[Data records]

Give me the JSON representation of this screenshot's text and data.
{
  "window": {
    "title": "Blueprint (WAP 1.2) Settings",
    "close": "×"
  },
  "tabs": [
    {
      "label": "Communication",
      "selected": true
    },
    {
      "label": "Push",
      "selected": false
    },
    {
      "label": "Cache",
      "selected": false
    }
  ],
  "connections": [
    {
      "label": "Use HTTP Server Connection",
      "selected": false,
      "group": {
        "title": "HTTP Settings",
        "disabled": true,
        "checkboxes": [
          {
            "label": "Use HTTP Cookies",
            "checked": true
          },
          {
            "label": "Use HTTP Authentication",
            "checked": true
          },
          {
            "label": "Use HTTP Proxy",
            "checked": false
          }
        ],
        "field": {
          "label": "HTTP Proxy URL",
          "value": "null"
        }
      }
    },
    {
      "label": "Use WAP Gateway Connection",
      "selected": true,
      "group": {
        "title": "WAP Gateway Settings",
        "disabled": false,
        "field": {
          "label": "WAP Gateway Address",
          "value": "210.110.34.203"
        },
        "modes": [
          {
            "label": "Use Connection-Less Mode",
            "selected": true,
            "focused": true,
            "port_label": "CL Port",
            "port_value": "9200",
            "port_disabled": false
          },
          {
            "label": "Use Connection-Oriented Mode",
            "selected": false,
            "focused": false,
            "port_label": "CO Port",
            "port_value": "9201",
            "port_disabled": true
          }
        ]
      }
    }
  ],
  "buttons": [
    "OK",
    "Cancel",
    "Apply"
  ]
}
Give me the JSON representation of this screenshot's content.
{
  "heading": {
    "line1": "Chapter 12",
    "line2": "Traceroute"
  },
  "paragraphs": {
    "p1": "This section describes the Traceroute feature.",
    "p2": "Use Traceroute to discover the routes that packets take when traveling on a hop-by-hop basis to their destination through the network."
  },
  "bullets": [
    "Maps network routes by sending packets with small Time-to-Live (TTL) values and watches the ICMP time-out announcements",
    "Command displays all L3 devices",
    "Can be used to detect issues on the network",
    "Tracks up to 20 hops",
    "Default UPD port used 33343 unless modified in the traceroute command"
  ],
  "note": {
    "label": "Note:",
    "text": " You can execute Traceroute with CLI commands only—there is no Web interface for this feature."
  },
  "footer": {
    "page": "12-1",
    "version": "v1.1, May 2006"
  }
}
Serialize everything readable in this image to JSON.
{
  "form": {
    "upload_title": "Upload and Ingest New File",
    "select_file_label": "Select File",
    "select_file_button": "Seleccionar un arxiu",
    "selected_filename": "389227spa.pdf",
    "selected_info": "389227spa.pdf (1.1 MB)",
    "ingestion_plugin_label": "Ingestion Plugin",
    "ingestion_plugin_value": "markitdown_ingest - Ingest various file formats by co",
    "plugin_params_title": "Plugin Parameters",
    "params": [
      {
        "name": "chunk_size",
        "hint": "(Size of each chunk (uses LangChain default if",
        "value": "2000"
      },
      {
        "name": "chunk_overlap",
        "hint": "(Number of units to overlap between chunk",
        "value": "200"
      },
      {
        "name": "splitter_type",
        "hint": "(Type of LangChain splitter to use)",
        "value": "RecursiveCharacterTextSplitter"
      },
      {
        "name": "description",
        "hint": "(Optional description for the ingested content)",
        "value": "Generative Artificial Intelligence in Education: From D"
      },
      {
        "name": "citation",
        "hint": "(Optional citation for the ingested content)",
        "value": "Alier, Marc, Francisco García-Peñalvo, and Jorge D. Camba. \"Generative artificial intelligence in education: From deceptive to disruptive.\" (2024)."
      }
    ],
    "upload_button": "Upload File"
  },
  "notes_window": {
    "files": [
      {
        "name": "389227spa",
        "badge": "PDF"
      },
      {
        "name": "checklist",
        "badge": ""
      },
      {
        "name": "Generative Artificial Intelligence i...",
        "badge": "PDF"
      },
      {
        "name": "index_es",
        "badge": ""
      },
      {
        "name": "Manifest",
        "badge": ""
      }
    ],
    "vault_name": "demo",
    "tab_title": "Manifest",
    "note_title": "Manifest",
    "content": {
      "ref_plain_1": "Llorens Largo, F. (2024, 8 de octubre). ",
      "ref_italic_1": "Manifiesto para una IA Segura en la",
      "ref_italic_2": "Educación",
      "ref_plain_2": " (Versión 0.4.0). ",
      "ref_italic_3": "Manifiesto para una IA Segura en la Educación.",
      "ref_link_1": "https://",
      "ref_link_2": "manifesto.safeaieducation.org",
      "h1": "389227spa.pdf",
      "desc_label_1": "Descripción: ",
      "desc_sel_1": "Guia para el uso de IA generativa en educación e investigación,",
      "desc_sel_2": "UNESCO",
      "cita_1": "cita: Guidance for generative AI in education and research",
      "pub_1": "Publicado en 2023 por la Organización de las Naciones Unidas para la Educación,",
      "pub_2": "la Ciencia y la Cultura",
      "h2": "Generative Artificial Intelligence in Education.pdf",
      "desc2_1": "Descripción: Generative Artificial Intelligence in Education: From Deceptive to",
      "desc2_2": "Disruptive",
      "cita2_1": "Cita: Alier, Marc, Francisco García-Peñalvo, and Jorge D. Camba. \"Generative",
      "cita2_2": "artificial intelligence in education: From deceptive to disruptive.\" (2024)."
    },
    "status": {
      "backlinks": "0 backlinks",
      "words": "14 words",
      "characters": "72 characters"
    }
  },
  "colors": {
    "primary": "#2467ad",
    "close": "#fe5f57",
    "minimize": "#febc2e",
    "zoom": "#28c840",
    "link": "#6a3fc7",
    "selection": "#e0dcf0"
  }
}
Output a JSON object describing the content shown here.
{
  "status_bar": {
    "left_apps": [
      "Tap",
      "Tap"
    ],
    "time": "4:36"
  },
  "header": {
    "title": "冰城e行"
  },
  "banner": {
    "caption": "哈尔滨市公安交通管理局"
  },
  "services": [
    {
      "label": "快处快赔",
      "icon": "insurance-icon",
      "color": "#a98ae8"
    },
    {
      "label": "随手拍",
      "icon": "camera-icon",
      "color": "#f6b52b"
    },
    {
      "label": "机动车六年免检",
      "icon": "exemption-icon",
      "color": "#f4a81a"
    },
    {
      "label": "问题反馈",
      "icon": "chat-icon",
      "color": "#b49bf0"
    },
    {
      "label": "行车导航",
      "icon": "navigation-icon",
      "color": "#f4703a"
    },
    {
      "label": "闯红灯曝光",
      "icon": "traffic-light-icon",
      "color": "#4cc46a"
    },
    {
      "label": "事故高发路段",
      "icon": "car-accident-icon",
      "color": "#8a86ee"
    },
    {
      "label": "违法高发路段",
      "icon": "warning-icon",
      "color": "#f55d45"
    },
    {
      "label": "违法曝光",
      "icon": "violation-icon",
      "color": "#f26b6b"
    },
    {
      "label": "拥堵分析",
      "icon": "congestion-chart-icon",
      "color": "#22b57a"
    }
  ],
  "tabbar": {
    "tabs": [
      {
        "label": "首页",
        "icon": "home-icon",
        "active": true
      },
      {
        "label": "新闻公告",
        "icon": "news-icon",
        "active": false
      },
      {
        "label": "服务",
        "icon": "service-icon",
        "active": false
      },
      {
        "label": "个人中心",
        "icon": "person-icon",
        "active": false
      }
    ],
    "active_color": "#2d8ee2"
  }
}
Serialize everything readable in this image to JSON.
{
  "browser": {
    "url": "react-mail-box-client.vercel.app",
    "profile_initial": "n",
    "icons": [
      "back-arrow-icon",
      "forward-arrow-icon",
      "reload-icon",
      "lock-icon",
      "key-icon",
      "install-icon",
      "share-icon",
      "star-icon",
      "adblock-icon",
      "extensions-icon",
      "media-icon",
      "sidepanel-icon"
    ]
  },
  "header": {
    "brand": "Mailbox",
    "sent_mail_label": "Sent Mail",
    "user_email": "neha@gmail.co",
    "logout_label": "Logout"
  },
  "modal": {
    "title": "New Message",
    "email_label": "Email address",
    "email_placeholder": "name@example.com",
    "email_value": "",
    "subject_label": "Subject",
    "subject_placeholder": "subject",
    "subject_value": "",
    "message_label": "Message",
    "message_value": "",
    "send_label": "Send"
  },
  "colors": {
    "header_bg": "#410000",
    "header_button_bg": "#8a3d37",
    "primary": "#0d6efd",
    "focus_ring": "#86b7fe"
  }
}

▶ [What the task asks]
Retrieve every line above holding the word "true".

▶ [Output]
      "selected": true
        "disabled": true,
            "checked": true
            "checked": true
      "selected": true,
            "selected": true,
            "focused": true,
            "port_disabled": true
        "active": true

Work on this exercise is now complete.